Doris alerted me to a touching New York Times article from 10/19/14 entitled, To Siri, With Love. The author, Judith Newman, wrote a love letter to Siri, the iPhone assistant, because of the positive “relationship” Siri has with her autistic, 13 year old son. Siri, far more patient than the author, provides him with endless facts to the subjects that he is passionate about and relentlessly interested in. But even more importantly, she helps him be more socially appropriate by modeling responses that are polite, kind, and socially acceptable. Judith reports that she can now have more extended conversations with her son, and that he actually compliments her and says please and thank you, things he did not do pre-Siri. For this autistic child, being an independent learner with Siri’s help has done more on a social as well as cognitive level to stretch his thinking and person-to-person interactions. The article goes on to report that children with emotional and cognitive challenges work well with these digital “sidekicks”, and that the tech industry is creating digital characters for this very purpose. The good side of technology! Read more

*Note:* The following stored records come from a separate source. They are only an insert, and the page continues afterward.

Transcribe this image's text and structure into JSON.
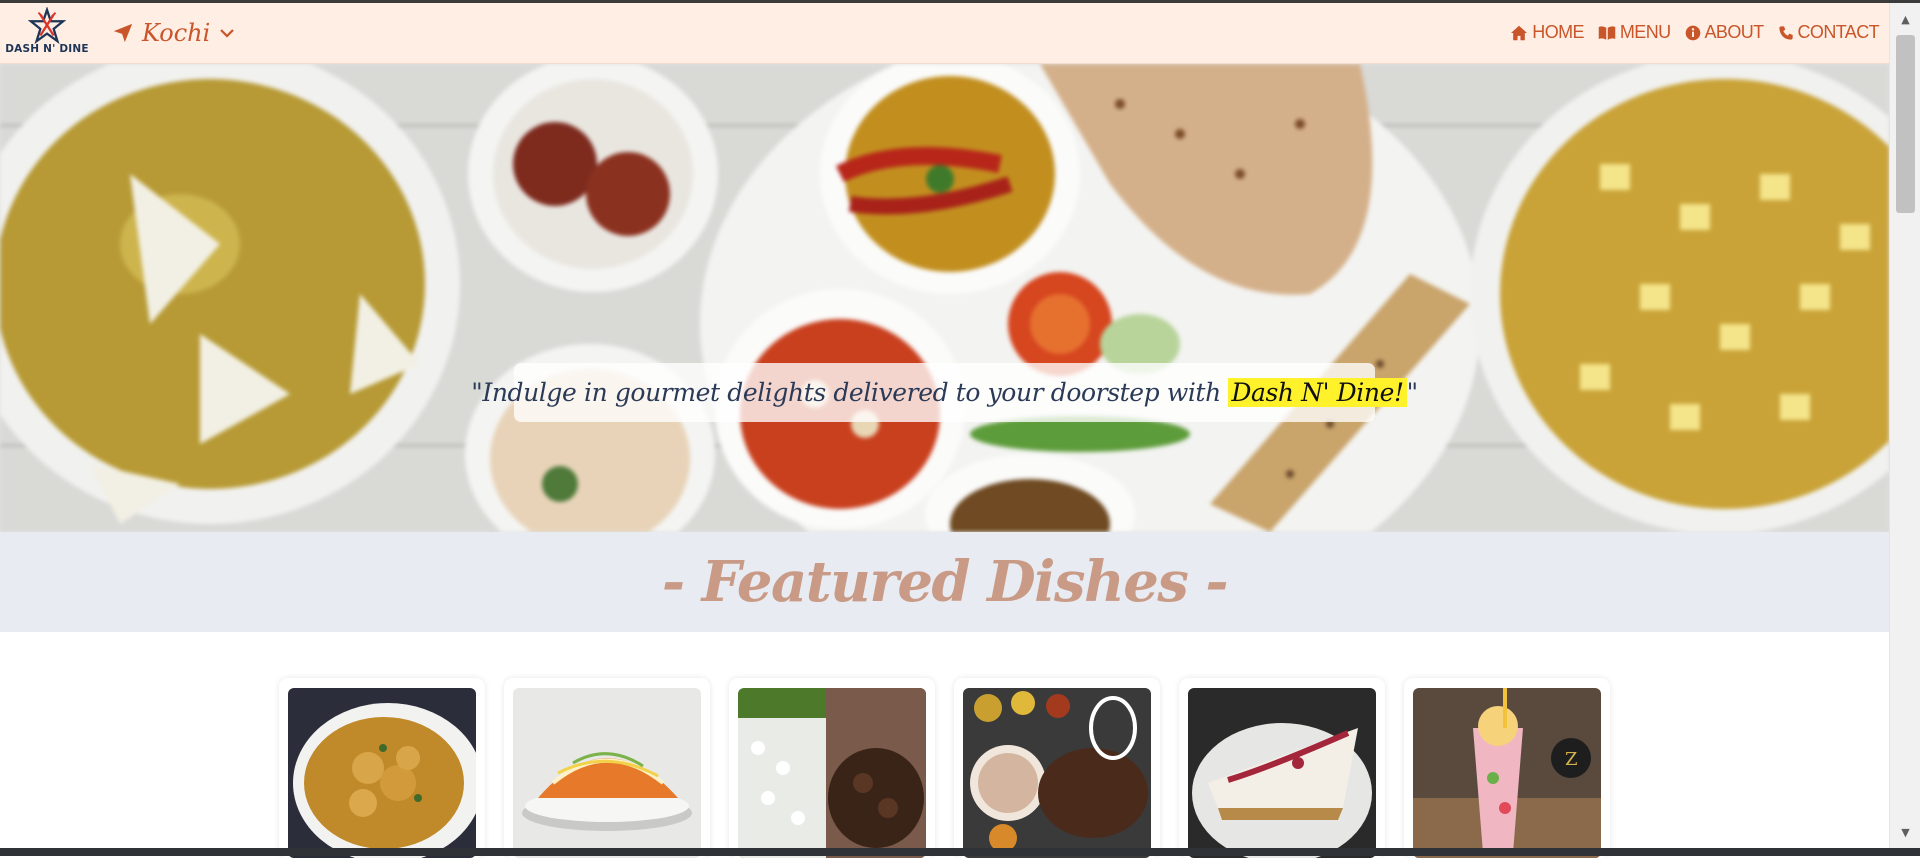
{
  "brand": {
    "logo_text": "DASH N' DINE"
  },
  "location": {
    "city": "Kochi"
  },
  "nav": {
    "items": [
      {
        "label": "HOME",
        "icon": "home-icon"
      },
      {
        "label": "MENU",
        "icon": "book-icon"
      },
      {
        "label": "ABOUT",
        "icon": "info-icon"
      },
      {
        "label": "CONTACT",
        "icon": "phone-icon"
      }
    ]
  },
  "hero": {
    "quote_before": "\"Indulge in gourmet delights delivered to your doorstep with ",
    "quote_highlight": "Dash N' Dine!",
    "quote_after": "\""
  },
  "featured": {
    "title": "- Featured Dishes -"
  },
  "dishes": [
    {
      "image": "chicken-curry-image"
    },
    {
      "image": "loaded-fries-image"
    },
    {
      "image": "rice-and-beef-fry-image"
    },
    {
      "image": "thali-meal-image"
    },
    {
      "image": "cheesecake-image"
    },
    {
      "image": "falooda-drink-image"
    }
  ],
  "colors": {
    "accent": "#c9562b",
    "navbar_bg": "#ffeee3",
    "featured_bg": "#e8ebf1",
    "featured_title": "#c99a86",
    "highlight": "#fff22b",
    "quote_text": "#2b3a57"
  }
}
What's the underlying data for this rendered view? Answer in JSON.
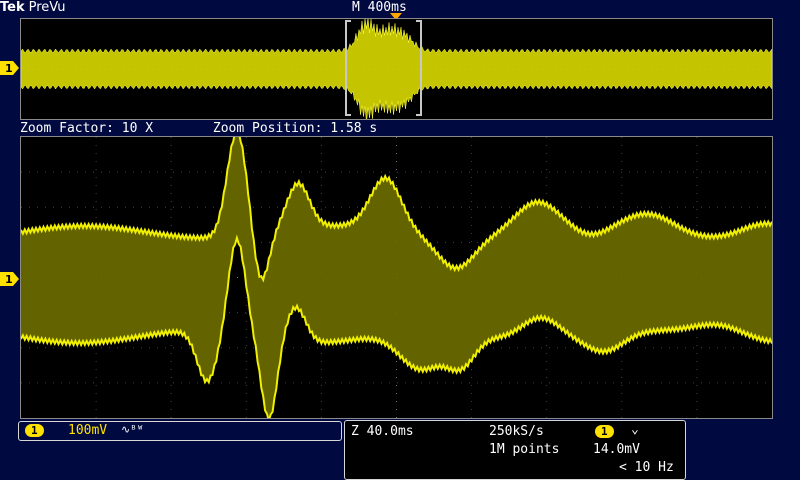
{
  "brand": {
    "logo": "Tek",
    "mode": "PreVu"
  },
  "timebase": {
    "label": "M 400ms"
  },
  "zoom": {
    "factor_label": "Zoom Factor: 10 X",
    "position_label": "Zoom Position: 1.58 s"
  },
  "channel": {
    "number": "1",
    "marker": "1",
    "scale": "100mV",
    "bw_limit_symbol": "∿ᴮᵂ"
  },
  "acquisition": {
    "zoom_scale": "Z 40.0ms",
    "sample_rate": "250kS/s",
    "record_length": "1M points",
    "trigger_source": "1",
    "trigger_slope_symbol": "⌄",
    "trigger_level": "14.0mV",
    "trigger_freq": "< 10 Hz"
  },
  "colors": {
    "trace": "#f0f000",
    "marker": "#ffa500",
    "background": "#000a40"
  }
}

Our online Lean In circle led by Lisa has made me think about the power of networks and how women become leaders, especially in corporations. We had a rich resource list of videos and articles to fuel our discussion last week.
Background: Lisa started our circle online almost two years ago when the Lean In Foundation launched its discussion infrastructure to encourage women in face-to-face learning circles to take more risks and lean-in to their work challenges. Our distributed group needed to work online to connect with each other and has been online ever since.
The Foundation has provided the circles with interesting, timely, stimulating resources. As Lean In seemed to focus this year more on young women entering the workforce post-college graduation, our experienced-women-in-the-workforce circle became more self-organizing and self-propelled, meaning that each of us brings in articles, videos, studies, etc. about leadership, women in the workplace, communication styles, and stereotypes to discuss. We always leave our 60-90 minute discussions enriched with new ideas and perspectives, and valuing each other, too. Read more
I remember watching Alan Funt’s Candid Camera on TV when I was growing up, and then again as an adult. Some of the situations created and reactions of people caught on camera were amazing, and we always marveled at “who thought this up?”. Alan Funt’s son Peter has recreated the show on TV Land, and wrote an interesting Op-Ed piece in the New York Times on 9/27/14. In it he states his amazement that: “…after a 10 year hiatus …. people are more easily fooled than ever“. He attributes this to multi-tasking. Alan Funt had the problem of distracting people. Peter Funt does not have that problem – people are on their cellphones or other devices, and have less than full focus for his pranks. He fears this also makes them more vulnerable to real trouble and potential scams. Read more